Recorded data:
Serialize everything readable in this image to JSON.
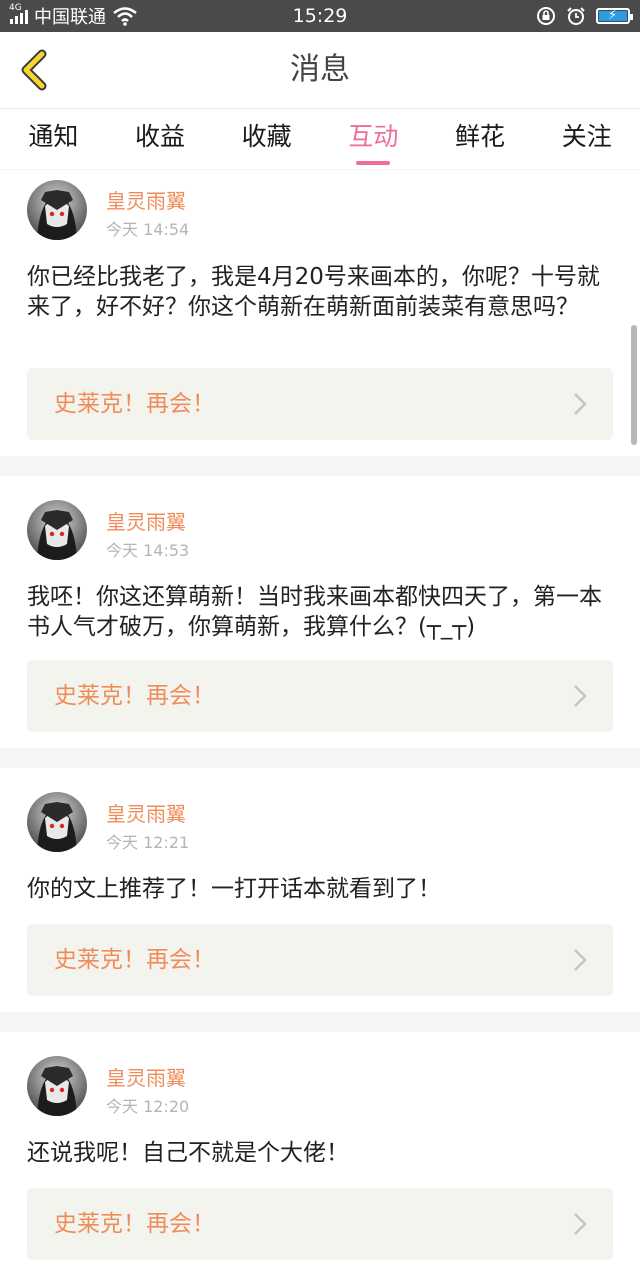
{
  "status_bar": {
    "network": "4G",
    "carrier": "中国联通",
    "time": "15:29",
    "battery_level": 1.0
  },
  "header": {
    "title": "消息",
    "back_icon": "chevron-left-icon"
  },
  "tabs": [
    {
      "label": "通知",
      "active": false
    },
    {
      "label": "收益",
      "active": false
    },
    {
      "label": "收藏",
      "active": false
    },
    {
      "label": "互动",
      "active": true
    },
    {
      "label": "鲜花",
      "active": false
    },
    {
      "label": "关注",
      "active": false
    }
  ],
  "messages": [
    {
      "username": "皇灵雨翼",
      "time": "今天 14:54",
      "content": "你已经比我老了，我是4月20号来画本的，你呢？十号就来了，好不好？你这个萌新在萌新面前装菜有意思吗？",
      "link": "史莱克！再会！"
    },
    {
      "username": "皇灵雨翼",
      "time": "今天 14:53",
      "content": "我呸！你这还算萌新！当时我来画本都快四天了，第一本书人气才破万，你算萌新，我算什么？(┬_┬)",
      "link": "史莱克！再会！"
    },
    {
      "username": "皇灵雨翼",
      "time": "今天 12:21",
      "content": "你的文上推荐了！一打开话本就看到了！",
      "link": "史莱克！再会！"
    },
    {
      "username": "皇灵雨翼",
      "time": "今天 12:20",
      "content": "还说我呢！自己不就是个大佬！",
      "link": "史莱克！再会！"
    }
  ],
  "colors": {
    "accent_pink": "#ef6c9e",
    "username_orange": "#f08c5a",
    "status_bar": "#4a4a4a",
    "link_box_bg": "#f4f4ee"
  }
}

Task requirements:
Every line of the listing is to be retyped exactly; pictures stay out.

Response to this task:
Serialize everything readable in this image to JSON.
{
  "status_bar": {
    "network": "4G",
    "carrier": "中国联通",
    "time": "15:29",
    "battery_level": 1.0
  },
  "header": {
    "title": "消息",
    "back_icon": "chevron-left-icon"
  },
  "tabs": [
    {
      "label": "通知",
      "active": false
    },
    {
      "label": "收益",
      "active": false
    },
    {
      "label": "收藏",
      "active": false
    },
    {
      "label": "互动",
      "active": true
    },
    {
      "label": "鲜花",
      "active": false
    },
    {
      "label": "关注",
      "active": false
    }
  ],
  "messages": [
    {
      "username": "皇灵雨翼",
      "time": "今天 14:54",
      "content": "你已经比我老了，我是4月20号来画本的，你呢？十号就来了，好不好？你这个萌新在萌新面前装菜有意思吗？",
      "link": "史莱克！再会！"
    },
    {
      "username": "皇灵雨翼",
      "time": "今天 14:53",
      "content": "我呸！你这还算萌新！当时我来画本都快四天了，第一本书人气才破万，你算萌新，我算什么？(┬_┬)",
      "link": "史莱克！再会！"
    },
    {
      "username": "皇灵雨翼",
      "time": "今天 12:21",
      "content": "你的文上推荐了！一打开话本就看到了！",
      "link": "史莱克！再会！"
    },
    {
      "username": "皇灵雨翼",
      "time": "今天 12:20",
      "content": "还说我呢！自己不就是个大佬！",
      "link": "史莱克！再会！"
    }
  ],
  "colors": {
    "accent_pink": "#ef6c9e",
    "username_orange": "#f08c5a",
    "status_bar": "#4a4a4a",
    "link_box_bg": "#f4f4ee"
  }
}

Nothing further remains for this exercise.